In a recent post on the Google Firebase blog, Google announced that the latest version of Firebase Crashlytics, the firm’s tool for reporting and managing app crashes, has been released from beta and will now serve as Firebase’s default crash reporting tool going forward.
Along with the news that the service is no longer in beta, Google also announced that Firebase Crashlytics has been updated to include several major new features. All of this can be useful to developers and project managers who are tasked with building and maintaining mobile apps.
The major updates included in this release are:
Integration with Analytics Events – Firebase Crashlytics can now be integrated with Google Analytics events, providing developers with the ability to see a trail of “breadcrumbs”, or steps a user took within an app that led to a crash right from within the Google Firebase console.
This feature does require that the latest Firebase SDK is installed and that Google Analytics for Firebase is enabled. It can potentially save developers a lot of time when it comes to learning about a crash and what may have caused it. They will no longer have to rely on user reports and trying to manually replicate it. One can simply log into the console and view the trail of events that led to the crash.
Crash Insights – In addition to providing breadcrumb trails, Crashlytics now also has the ability to provide insights as to what the potential cause of an app crash may have been, based on the analysis of aggregated data of app crashes over time. The service takes this data and looks for any trends that may be able to provide developers with insights into the reasons that crashes occur.
Build Pinning – Users can now select individual builds and pin them so that they appear at the top of the Crashlytics dashboard. This feature will also enable app builds to be pinned to the dashboards of other users who are on the same team.
dSYM Uploading – While Crashlytics uploads debug symbols (dSYM) files automatically in the background, there can occasionally be instances where this process fails or is interrupted. However, users can now manually upload their dSYM files to the service so that they can still symbolicate the crash logs should something prevent a file from being uploaded automatically.
For app developers, trying to diagnose and resolve issues that cause apps to crash can be a challenge, especially when users are not all using the same device, operating system, or even build of an app. What used to be a process that involved reviewing user reports and manually trying to reproduce app crashes is now vastly simpler with services like Firebase Crashlytics.
Regardless of whether an organization is building a simple brochureware app, a game, or even a full-featured paid app, it’s important to be aware of any potential issues that could cause the app to crash, thus detracting from the overall user experience.

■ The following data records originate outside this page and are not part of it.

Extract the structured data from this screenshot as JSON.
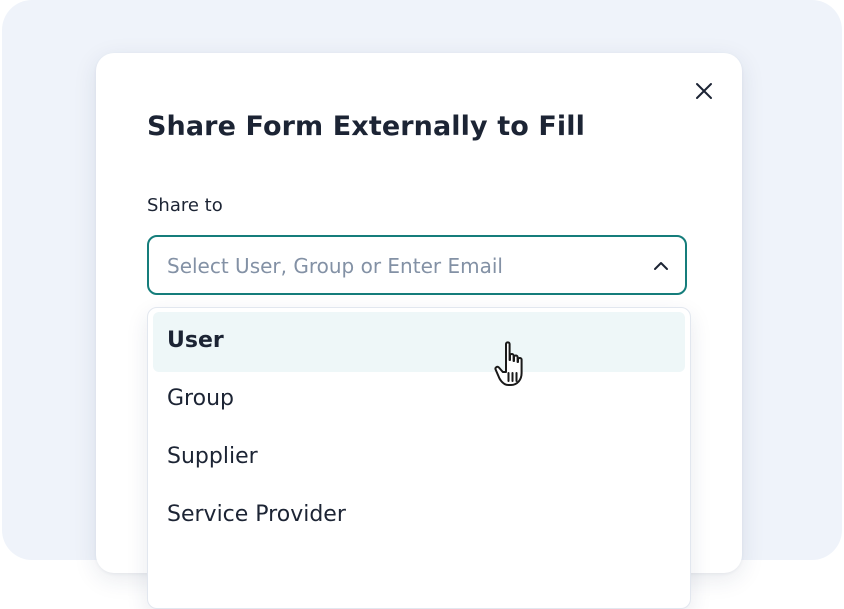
{
  "dialog": {
    "title": "Share Form Externally to Fill",
    "close_icon": "close-icon"
  },
  "share_to": {
    "label": "Share to",
    "placeholder": "Select User, Group or Enter Email",
    "chevron_icon": "chevron-up-icon",
    "expanded": true
  },
  "dropdown": {
    "options": [
      {
        "label": "User",
        "highlighted": true
      },
      {
        "label": "Group"
      },
      {
        "label": "Supplier"
      },
      {
        "label": "Service Provider"
      }
    ]
  },
  "colors": {
    "accent": "#157d7b",
    "title_text": "#1c2434",
    "placeholder_text": "#8391a5",
    "highlight_bg": "#eef7f8",
    "backdrop": "#eff3fa"
  },
  "cursor": {
    "icon": "hand-pointer-icon"
  }
}
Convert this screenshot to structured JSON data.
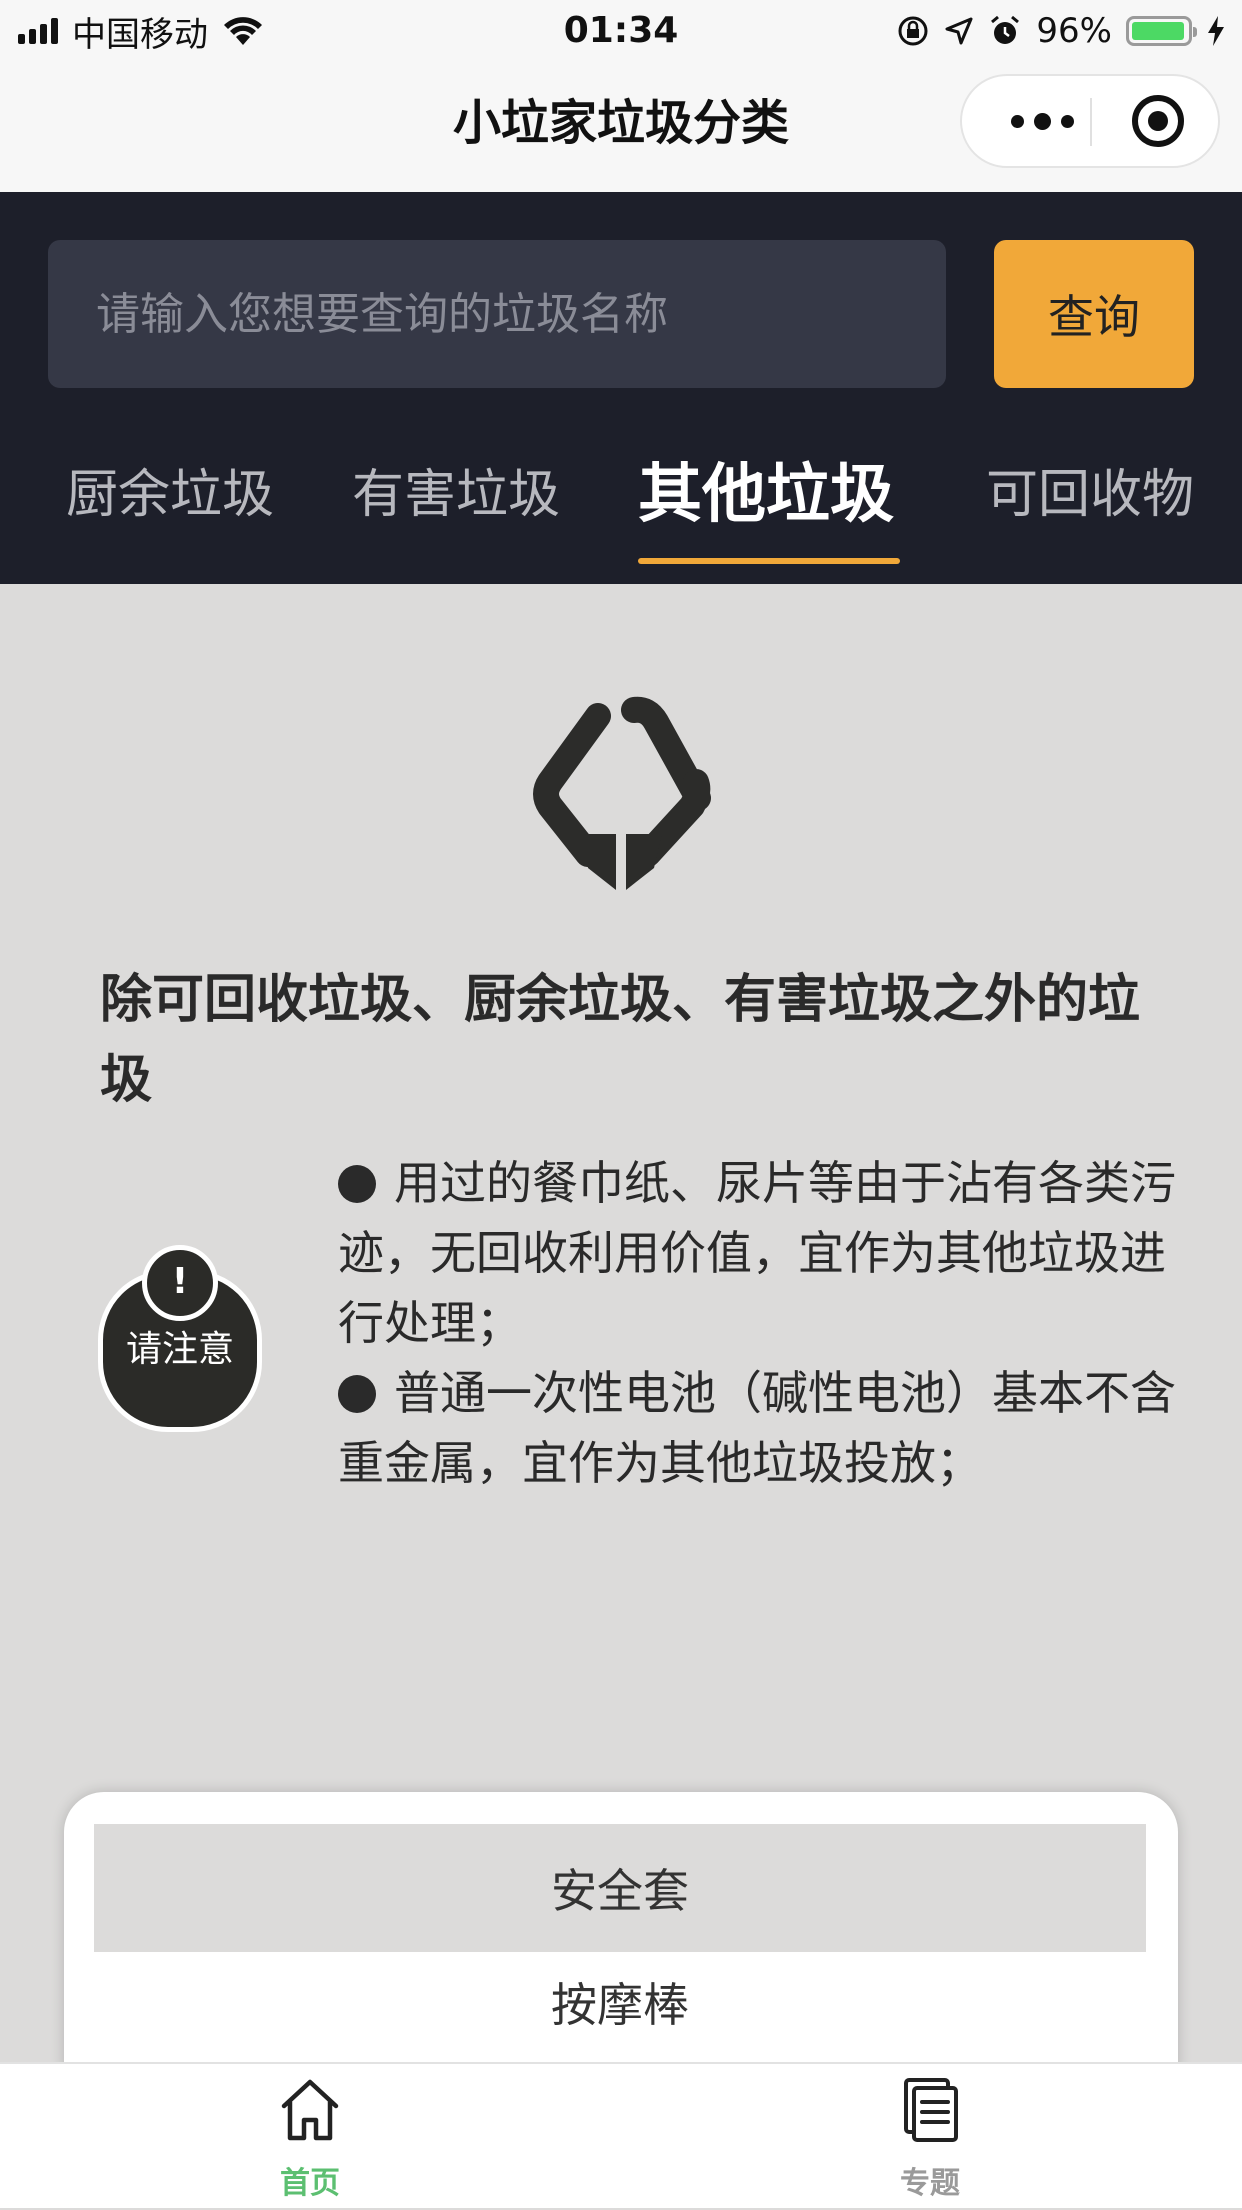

And employing a tool such as Crashlytics could be something that could easily help make this process more effective and efficient, regardless of the type of app being built.